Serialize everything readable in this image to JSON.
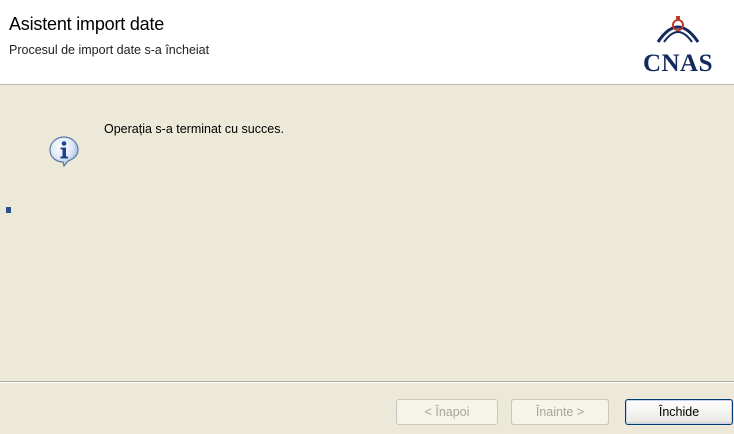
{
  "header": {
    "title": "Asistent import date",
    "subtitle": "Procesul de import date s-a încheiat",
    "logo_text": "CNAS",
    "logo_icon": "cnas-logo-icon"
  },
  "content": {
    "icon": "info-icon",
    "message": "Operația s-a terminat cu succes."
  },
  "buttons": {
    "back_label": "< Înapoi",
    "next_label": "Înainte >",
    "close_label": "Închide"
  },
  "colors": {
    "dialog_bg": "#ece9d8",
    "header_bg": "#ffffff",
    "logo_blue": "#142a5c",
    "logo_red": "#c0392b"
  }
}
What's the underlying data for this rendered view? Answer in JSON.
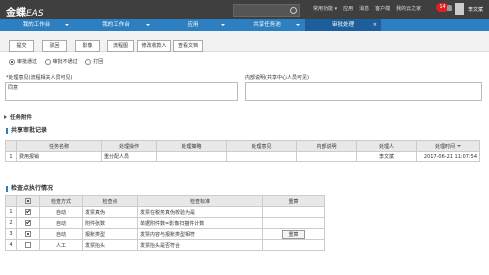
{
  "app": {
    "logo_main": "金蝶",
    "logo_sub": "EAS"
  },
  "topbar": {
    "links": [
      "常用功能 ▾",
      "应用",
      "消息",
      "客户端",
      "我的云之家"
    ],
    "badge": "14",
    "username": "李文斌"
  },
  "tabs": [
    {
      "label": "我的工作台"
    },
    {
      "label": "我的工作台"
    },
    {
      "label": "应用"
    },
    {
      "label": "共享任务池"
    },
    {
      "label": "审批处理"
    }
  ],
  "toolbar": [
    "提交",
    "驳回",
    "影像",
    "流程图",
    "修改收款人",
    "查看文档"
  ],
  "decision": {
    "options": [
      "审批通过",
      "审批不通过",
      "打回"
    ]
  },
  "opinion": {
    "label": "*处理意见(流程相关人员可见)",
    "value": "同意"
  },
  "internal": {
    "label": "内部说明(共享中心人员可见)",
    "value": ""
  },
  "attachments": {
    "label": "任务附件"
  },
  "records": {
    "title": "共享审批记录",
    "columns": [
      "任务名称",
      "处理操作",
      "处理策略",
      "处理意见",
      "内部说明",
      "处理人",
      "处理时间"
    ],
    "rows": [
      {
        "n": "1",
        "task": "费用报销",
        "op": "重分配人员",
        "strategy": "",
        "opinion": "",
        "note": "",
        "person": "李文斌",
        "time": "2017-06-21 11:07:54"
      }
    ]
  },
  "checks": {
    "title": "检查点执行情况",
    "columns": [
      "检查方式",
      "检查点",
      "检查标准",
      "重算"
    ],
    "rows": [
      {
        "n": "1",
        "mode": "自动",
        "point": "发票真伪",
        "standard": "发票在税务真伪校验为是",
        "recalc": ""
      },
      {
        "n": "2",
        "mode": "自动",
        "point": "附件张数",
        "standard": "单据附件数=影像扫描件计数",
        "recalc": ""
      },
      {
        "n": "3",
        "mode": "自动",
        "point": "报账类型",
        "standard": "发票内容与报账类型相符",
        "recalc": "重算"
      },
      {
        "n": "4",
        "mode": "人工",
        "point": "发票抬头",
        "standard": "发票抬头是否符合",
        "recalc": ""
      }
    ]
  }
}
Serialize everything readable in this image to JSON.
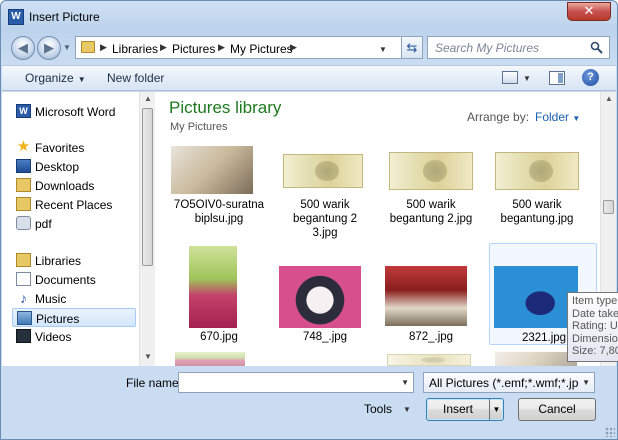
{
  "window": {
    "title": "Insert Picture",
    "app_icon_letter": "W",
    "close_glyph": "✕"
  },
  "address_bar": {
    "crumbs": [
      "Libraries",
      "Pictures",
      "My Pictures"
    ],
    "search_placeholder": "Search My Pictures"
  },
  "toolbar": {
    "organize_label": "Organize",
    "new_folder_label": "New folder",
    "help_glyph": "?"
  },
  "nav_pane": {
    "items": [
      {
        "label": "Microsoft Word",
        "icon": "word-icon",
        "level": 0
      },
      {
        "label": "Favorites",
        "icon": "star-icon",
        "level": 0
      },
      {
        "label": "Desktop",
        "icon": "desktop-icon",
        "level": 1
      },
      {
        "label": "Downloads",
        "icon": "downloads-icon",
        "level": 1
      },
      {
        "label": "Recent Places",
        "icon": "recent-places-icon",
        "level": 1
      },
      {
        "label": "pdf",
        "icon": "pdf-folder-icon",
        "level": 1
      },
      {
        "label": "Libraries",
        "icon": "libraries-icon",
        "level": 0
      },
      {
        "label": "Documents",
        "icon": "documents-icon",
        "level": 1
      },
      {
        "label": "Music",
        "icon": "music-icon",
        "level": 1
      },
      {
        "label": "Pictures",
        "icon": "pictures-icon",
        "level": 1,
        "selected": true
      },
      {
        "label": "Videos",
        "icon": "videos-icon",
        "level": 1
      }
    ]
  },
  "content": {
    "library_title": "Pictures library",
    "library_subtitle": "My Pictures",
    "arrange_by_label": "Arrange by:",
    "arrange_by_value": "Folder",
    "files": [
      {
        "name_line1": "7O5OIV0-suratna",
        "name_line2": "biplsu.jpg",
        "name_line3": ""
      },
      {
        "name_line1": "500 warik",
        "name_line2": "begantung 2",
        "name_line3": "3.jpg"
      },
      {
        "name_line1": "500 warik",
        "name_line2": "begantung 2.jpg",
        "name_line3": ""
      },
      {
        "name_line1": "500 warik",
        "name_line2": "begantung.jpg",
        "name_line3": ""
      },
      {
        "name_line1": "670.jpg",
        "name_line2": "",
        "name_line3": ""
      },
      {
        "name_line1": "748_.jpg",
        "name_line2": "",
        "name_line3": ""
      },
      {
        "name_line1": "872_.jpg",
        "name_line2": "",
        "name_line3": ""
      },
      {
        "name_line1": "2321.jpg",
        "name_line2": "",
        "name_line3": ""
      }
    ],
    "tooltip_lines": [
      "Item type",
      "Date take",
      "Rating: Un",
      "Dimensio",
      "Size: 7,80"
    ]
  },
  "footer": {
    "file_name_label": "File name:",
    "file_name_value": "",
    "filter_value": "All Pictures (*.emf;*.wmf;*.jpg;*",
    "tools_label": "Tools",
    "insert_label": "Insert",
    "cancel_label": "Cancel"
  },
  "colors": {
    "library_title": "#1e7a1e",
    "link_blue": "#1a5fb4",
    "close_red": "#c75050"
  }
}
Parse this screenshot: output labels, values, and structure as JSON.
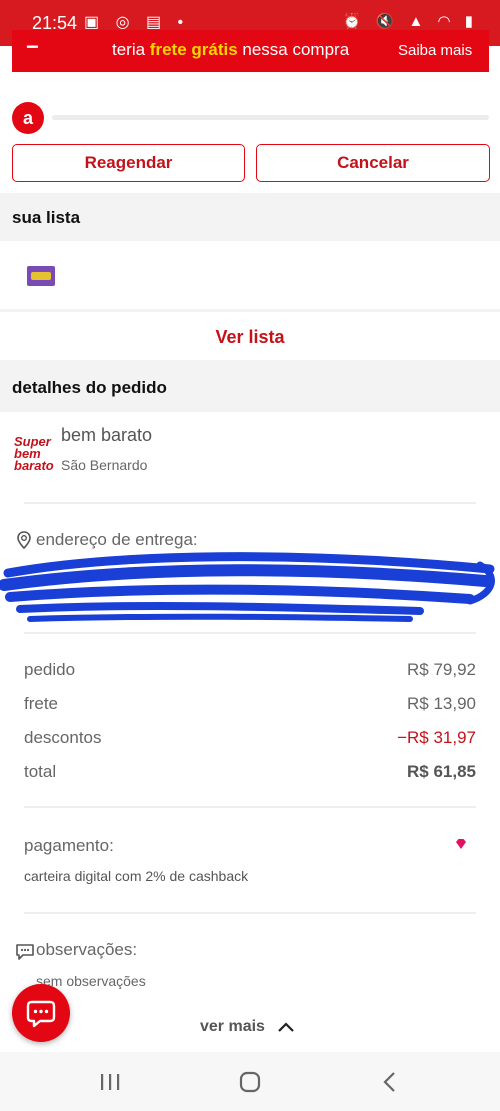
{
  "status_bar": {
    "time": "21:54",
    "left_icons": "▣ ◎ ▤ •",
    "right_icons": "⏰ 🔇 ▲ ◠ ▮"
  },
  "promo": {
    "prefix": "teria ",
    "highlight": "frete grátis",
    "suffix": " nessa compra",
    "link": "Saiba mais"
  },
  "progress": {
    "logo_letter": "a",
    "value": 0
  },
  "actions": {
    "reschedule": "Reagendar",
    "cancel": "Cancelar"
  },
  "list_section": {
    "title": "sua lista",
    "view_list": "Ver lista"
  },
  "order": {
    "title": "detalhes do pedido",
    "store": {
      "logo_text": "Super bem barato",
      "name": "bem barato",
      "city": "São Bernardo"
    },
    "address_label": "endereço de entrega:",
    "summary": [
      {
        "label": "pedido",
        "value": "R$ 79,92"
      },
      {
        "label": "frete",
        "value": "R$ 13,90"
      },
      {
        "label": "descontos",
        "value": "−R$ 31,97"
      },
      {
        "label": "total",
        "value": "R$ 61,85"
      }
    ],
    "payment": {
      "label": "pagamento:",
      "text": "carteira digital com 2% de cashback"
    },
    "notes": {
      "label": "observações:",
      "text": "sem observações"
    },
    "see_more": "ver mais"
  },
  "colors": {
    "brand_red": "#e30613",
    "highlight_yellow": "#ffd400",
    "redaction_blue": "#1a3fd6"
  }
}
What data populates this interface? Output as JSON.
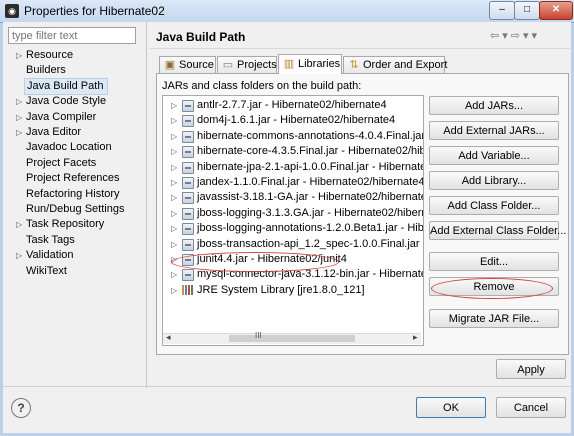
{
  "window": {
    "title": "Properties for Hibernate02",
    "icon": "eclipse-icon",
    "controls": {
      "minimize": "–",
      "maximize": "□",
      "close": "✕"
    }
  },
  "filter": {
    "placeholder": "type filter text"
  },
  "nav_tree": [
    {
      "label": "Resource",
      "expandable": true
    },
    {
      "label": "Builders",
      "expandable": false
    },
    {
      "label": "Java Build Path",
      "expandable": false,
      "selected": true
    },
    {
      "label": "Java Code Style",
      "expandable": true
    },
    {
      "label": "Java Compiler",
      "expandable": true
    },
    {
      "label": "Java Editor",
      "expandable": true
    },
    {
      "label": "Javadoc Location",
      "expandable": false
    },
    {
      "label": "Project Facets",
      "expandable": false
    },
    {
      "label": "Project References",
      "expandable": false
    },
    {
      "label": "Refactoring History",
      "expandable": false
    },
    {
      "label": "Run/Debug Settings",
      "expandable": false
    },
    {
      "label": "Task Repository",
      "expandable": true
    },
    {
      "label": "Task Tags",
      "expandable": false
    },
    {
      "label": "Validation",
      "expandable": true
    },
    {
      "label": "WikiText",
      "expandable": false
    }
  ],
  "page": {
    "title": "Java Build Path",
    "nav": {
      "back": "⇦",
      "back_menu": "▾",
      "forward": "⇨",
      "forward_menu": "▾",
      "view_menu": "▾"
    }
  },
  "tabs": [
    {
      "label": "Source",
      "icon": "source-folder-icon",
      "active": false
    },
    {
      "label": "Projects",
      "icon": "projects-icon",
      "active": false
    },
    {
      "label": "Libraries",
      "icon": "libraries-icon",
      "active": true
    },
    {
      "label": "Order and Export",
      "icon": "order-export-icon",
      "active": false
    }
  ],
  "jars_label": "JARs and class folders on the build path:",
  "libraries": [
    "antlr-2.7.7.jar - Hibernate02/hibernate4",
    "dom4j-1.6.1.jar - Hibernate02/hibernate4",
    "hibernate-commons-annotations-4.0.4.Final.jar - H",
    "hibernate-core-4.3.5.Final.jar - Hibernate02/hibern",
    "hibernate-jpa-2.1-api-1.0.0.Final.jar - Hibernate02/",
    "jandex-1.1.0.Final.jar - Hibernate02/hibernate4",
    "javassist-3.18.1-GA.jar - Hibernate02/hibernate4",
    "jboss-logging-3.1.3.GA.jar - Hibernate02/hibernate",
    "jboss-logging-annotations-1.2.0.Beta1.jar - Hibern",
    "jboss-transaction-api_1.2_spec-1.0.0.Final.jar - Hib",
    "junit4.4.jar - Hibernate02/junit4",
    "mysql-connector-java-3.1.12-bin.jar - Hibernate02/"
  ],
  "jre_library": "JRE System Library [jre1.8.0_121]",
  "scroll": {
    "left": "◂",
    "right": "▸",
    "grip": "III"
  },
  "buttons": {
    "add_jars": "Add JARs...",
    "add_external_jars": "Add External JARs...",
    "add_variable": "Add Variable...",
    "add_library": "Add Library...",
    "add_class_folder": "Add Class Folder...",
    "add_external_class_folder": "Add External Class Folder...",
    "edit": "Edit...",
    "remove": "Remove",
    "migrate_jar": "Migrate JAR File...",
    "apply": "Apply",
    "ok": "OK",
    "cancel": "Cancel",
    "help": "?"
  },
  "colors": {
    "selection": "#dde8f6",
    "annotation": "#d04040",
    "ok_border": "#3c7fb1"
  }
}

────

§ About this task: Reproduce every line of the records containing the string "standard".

§ Task solution:
        "standard": "发票在税务真伪校验为是",
        "standard": "单据附件数=影像扫描件计数",
        "standard": "发票内容与报账类型相符",
        "standard": "发票抬头是否符合",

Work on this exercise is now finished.